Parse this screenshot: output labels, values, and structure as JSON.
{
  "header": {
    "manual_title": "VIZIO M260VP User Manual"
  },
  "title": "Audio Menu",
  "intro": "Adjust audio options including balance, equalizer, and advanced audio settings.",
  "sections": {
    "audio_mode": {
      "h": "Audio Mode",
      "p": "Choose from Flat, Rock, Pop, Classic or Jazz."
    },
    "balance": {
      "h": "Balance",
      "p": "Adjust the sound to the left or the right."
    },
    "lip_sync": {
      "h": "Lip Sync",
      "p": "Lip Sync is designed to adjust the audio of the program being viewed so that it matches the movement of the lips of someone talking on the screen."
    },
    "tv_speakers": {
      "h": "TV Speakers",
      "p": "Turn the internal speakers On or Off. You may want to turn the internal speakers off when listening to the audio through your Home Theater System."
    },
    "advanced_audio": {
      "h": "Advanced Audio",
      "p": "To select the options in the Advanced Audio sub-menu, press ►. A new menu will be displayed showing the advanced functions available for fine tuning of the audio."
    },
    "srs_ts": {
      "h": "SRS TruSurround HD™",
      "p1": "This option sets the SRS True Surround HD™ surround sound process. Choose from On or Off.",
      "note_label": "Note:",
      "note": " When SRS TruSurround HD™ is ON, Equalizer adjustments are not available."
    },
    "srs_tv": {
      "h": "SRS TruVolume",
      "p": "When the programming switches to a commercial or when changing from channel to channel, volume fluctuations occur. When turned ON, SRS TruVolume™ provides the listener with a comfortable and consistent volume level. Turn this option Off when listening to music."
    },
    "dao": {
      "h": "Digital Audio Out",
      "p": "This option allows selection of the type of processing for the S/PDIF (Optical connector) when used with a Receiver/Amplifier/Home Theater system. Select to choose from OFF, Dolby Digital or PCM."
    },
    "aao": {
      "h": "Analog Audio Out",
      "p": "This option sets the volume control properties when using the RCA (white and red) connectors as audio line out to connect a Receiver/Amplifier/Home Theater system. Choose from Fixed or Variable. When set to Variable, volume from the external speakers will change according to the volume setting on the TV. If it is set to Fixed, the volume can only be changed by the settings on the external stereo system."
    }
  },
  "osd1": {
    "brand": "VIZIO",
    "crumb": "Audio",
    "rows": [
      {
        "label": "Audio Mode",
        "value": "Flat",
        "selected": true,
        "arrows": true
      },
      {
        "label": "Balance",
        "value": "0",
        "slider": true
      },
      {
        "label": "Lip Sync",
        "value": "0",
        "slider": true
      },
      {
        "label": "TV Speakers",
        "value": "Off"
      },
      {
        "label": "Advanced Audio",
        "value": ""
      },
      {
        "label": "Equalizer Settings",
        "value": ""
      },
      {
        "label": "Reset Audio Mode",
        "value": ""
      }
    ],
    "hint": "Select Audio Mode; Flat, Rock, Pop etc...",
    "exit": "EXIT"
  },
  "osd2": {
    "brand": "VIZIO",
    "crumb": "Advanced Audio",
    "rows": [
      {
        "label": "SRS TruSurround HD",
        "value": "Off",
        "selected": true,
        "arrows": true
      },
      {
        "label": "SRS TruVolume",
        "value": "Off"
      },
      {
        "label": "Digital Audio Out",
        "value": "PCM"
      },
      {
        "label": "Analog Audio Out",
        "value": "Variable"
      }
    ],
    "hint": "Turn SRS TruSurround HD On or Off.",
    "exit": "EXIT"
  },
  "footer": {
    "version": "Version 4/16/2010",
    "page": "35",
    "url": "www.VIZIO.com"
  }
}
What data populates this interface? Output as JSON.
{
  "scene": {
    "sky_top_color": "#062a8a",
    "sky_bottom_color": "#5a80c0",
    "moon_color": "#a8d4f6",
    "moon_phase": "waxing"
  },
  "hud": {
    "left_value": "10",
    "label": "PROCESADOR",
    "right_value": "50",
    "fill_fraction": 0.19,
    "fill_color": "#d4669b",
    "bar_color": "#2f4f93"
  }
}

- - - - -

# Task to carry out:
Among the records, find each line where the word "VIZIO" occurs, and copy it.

# Task answer:
    "manual_title": "VIZIO M260VP User Manual"
    "brand": "VIZIO",
    "brand": "VIZIO",
    "url": "www.VIZIO.com"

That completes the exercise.